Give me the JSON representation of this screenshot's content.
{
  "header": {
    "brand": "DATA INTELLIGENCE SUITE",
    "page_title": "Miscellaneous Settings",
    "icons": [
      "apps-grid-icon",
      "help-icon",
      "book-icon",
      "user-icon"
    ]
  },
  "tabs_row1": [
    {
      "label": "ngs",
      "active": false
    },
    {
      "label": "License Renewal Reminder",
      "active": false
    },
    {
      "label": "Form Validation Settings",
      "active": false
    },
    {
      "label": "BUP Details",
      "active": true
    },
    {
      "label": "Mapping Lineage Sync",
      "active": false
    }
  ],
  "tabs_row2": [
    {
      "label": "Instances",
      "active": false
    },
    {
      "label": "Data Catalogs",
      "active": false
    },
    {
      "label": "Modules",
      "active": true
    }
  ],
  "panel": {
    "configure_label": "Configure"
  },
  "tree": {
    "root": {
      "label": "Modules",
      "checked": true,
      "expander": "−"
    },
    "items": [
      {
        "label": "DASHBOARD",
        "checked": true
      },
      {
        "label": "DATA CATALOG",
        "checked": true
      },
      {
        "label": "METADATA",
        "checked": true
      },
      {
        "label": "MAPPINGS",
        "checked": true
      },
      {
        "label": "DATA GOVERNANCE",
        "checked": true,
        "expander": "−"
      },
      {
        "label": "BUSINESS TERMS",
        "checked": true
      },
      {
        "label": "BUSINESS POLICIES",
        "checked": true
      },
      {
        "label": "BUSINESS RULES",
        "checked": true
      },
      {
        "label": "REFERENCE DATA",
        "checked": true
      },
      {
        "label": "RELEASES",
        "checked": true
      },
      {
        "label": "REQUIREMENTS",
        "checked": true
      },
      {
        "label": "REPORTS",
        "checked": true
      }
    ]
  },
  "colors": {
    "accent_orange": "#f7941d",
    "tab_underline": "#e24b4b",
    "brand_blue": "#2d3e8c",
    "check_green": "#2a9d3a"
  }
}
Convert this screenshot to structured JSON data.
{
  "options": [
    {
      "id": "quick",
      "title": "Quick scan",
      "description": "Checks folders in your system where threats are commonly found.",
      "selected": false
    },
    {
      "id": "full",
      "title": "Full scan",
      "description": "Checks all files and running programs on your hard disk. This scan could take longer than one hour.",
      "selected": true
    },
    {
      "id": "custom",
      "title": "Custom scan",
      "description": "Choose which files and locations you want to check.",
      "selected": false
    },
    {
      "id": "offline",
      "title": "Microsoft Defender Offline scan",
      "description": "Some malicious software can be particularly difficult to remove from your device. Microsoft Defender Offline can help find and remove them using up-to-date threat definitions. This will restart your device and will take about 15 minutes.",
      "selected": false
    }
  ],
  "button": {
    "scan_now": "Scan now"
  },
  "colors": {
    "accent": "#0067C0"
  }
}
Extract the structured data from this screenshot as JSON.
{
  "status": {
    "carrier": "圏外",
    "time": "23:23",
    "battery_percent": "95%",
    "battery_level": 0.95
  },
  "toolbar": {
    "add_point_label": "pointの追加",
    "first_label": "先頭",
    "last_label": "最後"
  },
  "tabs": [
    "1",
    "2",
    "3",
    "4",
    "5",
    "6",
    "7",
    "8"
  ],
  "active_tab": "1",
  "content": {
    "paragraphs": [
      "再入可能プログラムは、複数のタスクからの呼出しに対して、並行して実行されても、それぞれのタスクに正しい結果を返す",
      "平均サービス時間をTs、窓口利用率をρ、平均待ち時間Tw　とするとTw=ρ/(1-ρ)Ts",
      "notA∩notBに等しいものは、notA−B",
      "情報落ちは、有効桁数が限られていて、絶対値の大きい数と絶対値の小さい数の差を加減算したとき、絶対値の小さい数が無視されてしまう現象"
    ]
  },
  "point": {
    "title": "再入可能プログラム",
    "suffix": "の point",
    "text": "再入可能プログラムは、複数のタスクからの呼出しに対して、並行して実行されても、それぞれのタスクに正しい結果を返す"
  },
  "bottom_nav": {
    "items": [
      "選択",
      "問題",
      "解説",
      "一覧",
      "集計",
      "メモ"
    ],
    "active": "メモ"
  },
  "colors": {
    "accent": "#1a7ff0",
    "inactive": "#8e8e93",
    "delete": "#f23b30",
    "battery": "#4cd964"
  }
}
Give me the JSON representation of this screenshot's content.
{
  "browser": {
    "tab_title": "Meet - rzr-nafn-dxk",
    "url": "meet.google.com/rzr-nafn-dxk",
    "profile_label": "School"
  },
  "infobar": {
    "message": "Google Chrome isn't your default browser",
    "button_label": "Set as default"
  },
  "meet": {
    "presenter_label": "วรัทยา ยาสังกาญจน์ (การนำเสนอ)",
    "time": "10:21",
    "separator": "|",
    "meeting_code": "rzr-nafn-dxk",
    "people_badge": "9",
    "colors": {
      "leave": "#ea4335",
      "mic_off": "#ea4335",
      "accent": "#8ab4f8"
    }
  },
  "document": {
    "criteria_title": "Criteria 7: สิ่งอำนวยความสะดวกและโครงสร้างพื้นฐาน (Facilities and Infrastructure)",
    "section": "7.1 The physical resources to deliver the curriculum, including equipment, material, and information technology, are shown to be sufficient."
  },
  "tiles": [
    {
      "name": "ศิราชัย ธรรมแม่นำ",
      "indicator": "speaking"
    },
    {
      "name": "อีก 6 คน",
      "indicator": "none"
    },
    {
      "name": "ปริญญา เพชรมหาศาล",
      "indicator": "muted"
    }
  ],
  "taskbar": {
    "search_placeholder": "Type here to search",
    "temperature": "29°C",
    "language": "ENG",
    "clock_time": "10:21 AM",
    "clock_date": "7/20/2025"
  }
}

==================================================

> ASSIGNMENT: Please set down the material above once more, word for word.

> EXERCISE RESPONSE:
Give me the JSON representation of this screenshot's content.
{
  "header": {
    "brand": "DATA INTELLIGENCE SUITE",
    "page_title": "Miscellaneous Settings",
    "icons": [
      "apps-grid-icon",
      "help-icon",
      "book-icon",
      "user-icon"
    ]
  },
  "tabs_row1": [
    {
      "label": "ngs",
      "active": false
    },
    {
      "label": "License Renewal Reminder",
      "active": false
    },
    {
      "label": "Form Validation Settings",
      "active": false
    },
    {
      "label": "BUP Details",
      "active": true
    },
    {
      "label": "Mapping Lineage Sync",
      "active": false
    }
  ],
  "tabs_row2": [
    {
      "label": "Instances",
      "active": false
    },
    {
      "label": "Data Catalogs",
      "active": false
    },
    {
      "label": "Modules",
      "active": true
    }
  ],
  "panel": {
    "configure_label": "Configure"
  },
  "tree": {
    "root": {
      "label": "Modules",
      "checked": true,
      "expander": "−"
    },
    "items": [
      {
        "label": "DASHBOARD",
        "checked": true
      },
      {
        "label": "DATA CATALOG",
        "checked": true
      },
      {
        "label": "METADATA",
        "checked": true
      },
      {
        "label": "MAPPINGS",
        "checked": true
      },
      {
        "label": "DATA GOVERNANCE",
        "checked": true,
        "expander": "−"
      },
      {
        "label": "BUSINESS TERMS",
        "checked": true
      },
      {
        "label": "BUSINESS POLICIES",
        "checked": true
      },
      {
        "label": "BUSINESS RULES",
        "checked": true
      },
      {
        "label": "REFERENCE DATA",
        "checked": true
      },
      {
        "label": "RELEASES",
        "checked": true
      },
      {
        "label": "REQUIREMENTS",
        "checked": true
      },
      {
        "label": "REPORTS",
        "checked": true
      }
    ]
  },
  "colors": {
    "accent_orange": "#f7941d",
    "tab_underline": "#e24b4b",
    "brand_blue": "#2d3e8c",
    "check_green": "#2a9d3a"
  }
}
Convert this screenshot to structured JSON data.
{
  "options": [
    {
      "id": "quick",
      "title": "Quick scan",
      "description": "Checks folders in your system where threats are commonly found.",
      "selected": false
    },
    {
      "id": "full",
      "title": "Full scan",
      "description": "Checks all files and running programs on your hard disk. This scan could take longer than one hour.",
      "selected": true
    },
    {
      "id": "custom",
      "title": "Custom scan",
      "description": "Choose which files and locations you want to check.",
      "selected": false
    },
    {
      "id": "offline",
      "title": "Microsoft Defender Offline scan",
      "description": "Some malicious software can be particularly difficult to remove from your device. Microsoft Defender Offline can help find and remove them using up-to-date threat definitions. This will restart your device and will take about 15 minutes.",
      "selected": false
    }
  ],
  "button": {
    "scan_now": "Scan now"
  },
  "colors": {
    "accent": "#0067C0"
  }
}
Extract the structured data from this screenshot as JSON.
{
  "status": {
    "carrier": "圏外",
    "time": "23:23",
    "battery_percent": "95%",
    "battery_level": 0.95
  },
  "toolbar": {
    "add_point_label": "pointの追加",
    "first_label": "先頭",
    "last_label": "最後"
  },
  "tabs": [
    "1",
    "2",
    "3",
    "4",
    "5",
    "6",
    "7",
    "8"
  ],
  "active_tab": "1",
  "content": {
    "paragraphs": [
      "再入可能プログラムは、複数のタスクからの呼出しに対して、並行して実行されても、それぞれのタスクに正しい結果を返す",
      "平均サービス時間をTs、窓口利用率をρ、平均待ち時間Tw　とするとTw=ρ/(1-ρ)Ts",
      "notA∩notBに等しいものは、notA−B",
      "情報落ちは、有効桁数が限られていて、絶対値の大きい数と絶対値の小さい数の差を加減算したとき、絶対値の小さい数が無視されてしまう現象"
    ]
  },
  "point": {
    "title": "再入可能プログラム",
    "suffix": "の point",
    "text": "再入可能プログラムは、複数のタスクからの呼出しに対して、並行して実行されても、それぞれのタスクに正しい結果を返す"
  },
  "bottom_nav": {
    "items": [
      "選択",
      "問題",
      "解説",
      "一覧",
      "集計",
      "メモ"
    ],
    "active": "メモ"
  },
  "colors": {
    "accent": "#1a7ff0",
    "inactive": "#8e8e93",
    "delete": "#f23b30",
    "battery": "#4cd964"
  }
}
Give me the JSON representation of this screenshot's content.
{
  "browser": {
    "tab_title": "Meet - rzr-nafn-dxk",
    "url": "meet.google.com/rzr-nafn-dxk",
    "profile_label": "School"
  },
  "infobar": {
    "message": "Google Chrome isn't your default browser",
    "button_label": "Set as default"
  },
  "meet": {
    "presenter_label": "วรัทยา ยาสังกาญจน์ (การนำเสนอ)",
    "time": "10:21",
    "separator": "|",
    "meeting_code": "rzr-nafn-dxk",
    "people_badge": "9",
    "colors": {
      "leave": "#ea4335",
      "mic_off": "#ea4335",
      "accent": "#8ab4f8"
    }
  },
  "document": {
    "criteria_title": "Criteria 7: สิ่งอำนวยความสะดวกและโครงสร้างพื้นฐาน (Facilities and Infrastructure)",
    "section": "7.1 The physical resources to deliver the curriculum, including equipment, material, and information technology, are shown to be sufficient."
  },
  "tiles": [
    {
      "name": "ศิราชัย ธรรมแม่นำ",
      "indicator": "speaking"
    },
    {
      "name": "อีก 6 คน",
      "indicator": "none"
    },
    {
      "name": "ปริญญา เพชรมหาศาล",
      "indicator": "muted"
    }
  ],
  "taskbar": {
    "search_placeholder": "Type here to search",
    "temperature": "29°C",
    "language": "ENG",
    "clock_time": "10:21 AM",
    "clock_date": "7/20/2025"
  }
}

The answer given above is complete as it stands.